• Prompt:
Begin at the line that contains "Parse this screenshot: output" and repeat every line from there to the end of the records below, inclusive, without adding any other line.

Items listed in a dataset
* * * *

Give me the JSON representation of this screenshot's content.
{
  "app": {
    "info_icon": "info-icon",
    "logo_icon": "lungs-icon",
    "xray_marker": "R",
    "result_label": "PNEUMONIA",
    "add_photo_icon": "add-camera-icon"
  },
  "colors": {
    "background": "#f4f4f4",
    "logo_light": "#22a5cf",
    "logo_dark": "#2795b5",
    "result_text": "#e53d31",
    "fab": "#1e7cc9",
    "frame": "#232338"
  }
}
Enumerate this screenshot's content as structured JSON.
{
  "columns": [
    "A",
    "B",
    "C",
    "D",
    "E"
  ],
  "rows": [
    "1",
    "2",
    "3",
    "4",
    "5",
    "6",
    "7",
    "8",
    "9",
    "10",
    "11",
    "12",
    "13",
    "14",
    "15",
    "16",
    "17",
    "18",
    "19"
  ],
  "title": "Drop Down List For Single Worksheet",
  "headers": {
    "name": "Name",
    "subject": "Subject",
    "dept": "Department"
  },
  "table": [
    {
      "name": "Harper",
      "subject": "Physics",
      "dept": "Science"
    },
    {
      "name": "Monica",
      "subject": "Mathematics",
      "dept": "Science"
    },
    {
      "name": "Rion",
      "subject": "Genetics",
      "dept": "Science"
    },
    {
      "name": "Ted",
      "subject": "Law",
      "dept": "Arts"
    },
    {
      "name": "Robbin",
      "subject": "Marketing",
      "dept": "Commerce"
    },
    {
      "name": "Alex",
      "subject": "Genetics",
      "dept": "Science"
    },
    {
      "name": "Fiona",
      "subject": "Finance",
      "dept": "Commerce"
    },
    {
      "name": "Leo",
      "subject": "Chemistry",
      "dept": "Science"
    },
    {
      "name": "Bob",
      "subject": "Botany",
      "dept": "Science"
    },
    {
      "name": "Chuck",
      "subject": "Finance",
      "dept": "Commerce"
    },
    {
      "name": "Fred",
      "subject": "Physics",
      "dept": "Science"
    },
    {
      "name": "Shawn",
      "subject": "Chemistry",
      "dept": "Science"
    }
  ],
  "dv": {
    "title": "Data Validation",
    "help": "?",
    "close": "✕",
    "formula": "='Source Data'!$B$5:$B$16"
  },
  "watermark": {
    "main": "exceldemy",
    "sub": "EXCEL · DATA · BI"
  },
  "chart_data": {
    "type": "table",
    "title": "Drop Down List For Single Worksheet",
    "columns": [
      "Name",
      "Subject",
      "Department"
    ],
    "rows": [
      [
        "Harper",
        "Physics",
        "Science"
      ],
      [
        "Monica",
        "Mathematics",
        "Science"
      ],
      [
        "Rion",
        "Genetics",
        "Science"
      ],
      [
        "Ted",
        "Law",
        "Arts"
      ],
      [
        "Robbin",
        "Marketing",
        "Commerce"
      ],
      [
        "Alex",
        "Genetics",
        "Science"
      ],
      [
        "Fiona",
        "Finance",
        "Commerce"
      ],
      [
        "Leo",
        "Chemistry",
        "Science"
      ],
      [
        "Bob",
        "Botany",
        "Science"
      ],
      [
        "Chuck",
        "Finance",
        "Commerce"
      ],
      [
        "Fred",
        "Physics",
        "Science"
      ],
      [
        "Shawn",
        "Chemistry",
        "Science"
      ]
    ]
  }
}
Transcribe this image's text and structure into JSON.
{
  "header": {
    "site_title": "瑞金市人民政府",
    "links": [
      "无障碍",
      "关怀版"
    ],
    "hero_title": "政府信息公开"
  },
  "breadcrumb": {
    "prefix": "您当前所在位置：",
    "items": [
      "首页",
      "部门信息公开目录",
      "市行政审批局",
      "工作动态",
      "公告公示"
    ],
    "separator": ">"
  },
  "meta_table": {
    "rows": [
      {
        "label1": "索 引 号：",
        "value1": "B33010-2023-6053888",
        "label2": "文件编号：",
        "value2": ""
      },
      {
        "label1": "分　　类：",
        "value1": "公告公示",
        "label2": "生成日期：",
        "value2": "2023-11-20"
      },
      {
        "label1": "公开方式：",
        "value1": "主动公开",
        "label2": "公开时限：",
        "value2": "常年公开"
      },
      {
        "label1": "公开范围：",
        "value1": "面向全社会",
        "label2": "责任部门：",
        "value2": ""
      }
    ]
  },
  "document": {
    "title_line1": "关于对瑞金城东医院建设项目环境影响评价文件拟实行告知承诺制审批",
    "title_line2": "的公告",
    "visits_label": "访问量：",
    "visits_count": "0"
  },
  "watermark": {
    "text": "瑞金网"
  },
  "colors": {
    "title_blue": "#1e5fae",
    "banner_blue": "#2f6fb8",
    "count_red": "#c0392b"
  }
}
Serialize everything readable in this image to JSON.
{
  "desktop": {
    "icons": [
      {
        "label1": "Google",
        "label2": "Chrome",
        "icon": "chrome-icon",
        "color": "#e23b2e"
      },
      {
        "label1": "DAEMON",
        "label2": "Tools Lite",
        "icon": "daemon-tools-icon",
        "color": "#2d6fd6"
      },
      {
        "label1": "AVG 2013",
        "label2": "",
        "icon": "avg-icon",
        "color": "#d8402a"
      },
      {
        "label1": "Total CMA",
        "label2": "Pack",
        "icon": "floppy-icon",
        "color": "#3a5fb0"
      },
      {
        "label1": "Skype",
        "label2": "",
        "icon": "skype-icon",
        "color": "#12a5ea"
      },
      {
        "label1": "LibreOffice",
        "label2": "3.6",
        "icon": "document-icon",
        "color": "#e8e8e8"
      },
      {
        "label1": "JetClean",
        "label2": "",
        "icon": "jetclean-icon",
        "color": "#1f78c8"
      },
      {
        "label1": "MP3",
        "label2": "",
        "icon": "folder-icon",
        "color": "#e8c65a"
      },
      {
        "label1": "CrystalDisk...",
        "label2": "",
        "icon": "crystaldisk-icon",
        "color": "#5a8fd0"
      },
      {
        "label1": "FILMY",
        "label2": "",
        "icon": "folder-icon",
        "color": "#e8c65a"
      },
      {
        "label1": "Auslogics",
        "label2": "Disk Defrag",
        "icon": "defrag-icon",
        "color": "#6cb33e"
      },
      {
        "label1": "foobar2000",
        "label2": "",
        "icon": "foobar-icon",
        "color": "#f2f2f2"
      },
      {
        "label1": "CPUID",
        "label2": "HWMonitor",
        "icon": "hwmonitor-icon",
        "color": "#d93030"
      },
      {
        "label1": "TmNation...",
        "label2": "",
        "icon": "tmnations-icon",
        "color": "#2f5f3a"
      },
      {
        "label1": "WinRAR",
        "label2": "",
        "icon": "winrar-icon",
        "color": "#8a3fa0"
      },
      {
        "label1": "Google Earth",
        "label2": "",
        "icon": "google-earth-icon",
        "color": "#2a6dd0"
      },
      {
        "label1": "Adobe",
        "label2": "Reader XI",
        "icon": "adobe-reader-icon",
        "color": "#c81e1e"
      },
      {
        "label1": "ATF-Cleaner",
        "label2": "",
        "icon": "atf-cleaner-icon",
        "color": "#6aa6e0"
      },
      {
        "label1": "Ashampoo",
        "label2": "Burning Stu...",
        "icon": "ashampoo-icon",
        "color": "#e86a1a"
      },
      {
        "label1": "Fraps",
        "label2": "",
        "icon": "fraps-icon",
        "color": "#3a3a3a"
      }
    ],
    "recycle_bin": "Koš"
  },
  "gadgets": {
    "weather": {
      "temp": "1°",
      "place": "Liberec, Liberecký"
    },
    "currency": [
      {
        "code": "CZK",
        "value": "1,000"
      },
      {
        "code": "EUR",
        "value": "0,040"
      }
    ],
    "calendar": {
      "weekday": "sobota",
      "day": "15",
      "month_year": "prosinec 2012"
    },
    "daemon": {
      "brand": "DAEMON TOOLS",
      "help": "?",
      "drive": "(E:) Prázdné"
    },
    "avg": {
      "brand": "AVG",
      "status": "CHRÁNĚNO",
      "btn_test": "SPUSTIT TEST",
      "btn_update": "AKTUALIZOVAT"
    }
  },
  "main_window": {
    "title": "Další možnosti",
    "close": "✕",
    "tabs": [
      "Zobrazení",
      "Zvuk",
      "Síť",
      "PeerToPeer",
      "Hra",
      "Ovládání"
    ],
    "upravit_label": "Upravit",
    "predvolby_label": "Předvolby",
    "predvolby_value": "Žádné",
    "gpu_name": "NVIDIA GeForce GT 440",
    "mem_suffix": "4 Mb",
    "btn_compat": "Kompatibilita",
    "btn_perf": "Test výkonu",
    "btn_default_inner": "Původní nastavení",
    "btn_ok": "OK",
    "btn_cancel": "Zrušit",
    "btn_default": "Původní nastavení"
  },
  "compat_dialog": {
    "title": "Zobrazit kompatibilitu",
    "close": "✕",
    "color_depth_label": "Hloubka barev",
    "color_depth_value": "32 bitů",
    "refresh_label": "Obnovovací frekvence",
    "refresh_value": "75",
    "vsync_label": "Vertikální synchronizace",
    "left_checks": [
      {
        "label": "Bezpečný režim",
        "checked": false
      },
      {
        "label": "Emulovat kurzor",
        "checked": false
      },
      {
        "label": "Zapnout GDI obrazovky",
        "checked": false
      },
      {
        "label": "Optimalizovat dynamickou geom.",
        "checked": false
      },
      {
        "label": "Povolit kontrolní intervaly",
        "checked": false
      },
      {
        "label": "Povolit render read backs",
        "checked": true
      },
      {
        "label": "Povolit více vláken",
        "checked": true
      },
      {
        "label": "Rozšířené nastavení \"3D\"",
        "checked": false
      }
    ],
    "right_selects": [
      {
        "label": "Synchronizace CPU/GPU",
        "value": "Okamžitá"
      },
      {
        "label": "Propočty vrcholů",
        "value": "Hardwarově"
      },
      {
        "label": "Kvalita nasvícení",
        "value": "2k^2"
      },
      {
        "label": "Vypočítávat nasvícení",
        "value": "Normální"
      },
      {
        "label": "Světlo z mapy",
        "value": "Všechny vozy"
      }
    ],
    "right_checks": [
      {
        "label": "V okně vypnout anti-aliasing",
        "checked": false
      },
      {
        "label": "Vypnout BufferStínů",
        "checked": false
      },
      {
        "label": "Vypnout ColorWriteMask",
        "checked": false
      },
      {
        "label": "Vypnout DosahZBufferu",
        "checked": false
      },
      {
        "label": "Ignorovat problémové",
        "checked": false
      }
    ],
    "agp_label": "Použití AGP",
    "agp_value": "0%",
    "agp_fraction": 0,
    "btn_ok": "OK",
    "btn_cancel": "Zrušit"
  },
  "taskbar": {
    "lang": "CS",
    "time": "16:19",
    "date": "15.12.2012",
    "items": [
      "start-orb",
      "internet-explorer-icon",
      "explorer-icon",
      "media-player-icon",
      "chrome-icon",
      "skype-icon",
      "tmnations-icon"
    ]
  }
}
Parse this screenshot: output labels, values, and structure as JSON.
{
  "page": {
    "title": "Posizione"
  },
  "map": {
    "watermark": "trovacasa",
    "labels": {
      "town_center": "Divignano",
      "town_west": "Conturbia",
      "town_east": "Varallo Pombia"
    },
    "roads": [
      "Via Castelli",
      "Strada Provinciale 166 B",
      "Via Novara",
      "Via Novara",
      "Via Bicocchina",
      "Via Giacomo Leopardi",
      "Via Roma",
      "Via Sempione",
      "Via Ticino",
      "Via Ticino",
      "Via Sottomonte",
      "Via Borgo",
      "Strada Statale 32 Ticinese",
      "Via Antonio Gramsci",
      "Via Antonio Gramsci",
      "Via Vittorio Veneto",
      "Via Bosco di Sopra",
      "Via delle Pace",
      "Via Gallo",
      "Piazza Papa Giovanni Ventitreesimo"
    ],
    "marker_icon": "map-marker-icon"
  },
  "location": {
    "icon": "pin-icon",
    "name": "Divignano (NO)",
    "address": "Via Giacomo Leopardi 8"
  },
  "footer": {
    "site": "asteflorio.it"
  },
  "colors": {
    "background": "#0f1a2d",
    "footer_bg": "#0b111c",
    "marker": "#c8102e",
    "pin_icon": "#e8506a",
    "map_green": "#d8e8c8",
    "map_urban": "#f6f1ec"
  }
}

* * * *

• Response:
Parse this screenshot: output labels, values, and structure as JSON.
{
  "page": {
    "title": "Posizione"
  },
  "map": {
    "watermark": "trovacasa",
    "labels": {
      "town_center": "Divignano",
      "town_west": "Conturbia",
      "town_east": "Varallo Pombia"
    },
    "roads": [
      "Via Castelli",
      "Strada Provinciale 166 B",
      "Via Novara",
      "Via Novara",
      "Via Bicocchina",
      "Via Giacomo Leopardi",
      "Via Roma",
      "Via Sempione",
      "Via Ticino",
      "Via Ticino",
      "Via Sottomonte",
      "Via Borgo",
      "Strada Statale 32 Ticinese",
      "Via Antonio Gramsci",
      "Via Antonio Gramsci",
      "Via Vittorio Veneto",
      "Via Bosco di Sopra",
      "Via delle Pace",
      "Via Gallo",
      "Piazza Papa Giovanni Ventitreesimo"
    ],
    "marker_icon": "map-marker-icon"
  },
  "location": {
    "icon": "pin-icon",
    "name": "Divignano (NO)",
    "address": "Via Giacomo Leopardi 8"
  },
  "footer": {
    "site": "asteflorio.it"
  },
  "colors": {
    "background": "#0f1a2d",
    "footer_bg": "#0b111c",
    "marker": "#c8102e",
    "pin_icon": "#e8506a",
    "map_green": "#d8e8c8",
    "map_urban": "#f6f1ec"
  }
}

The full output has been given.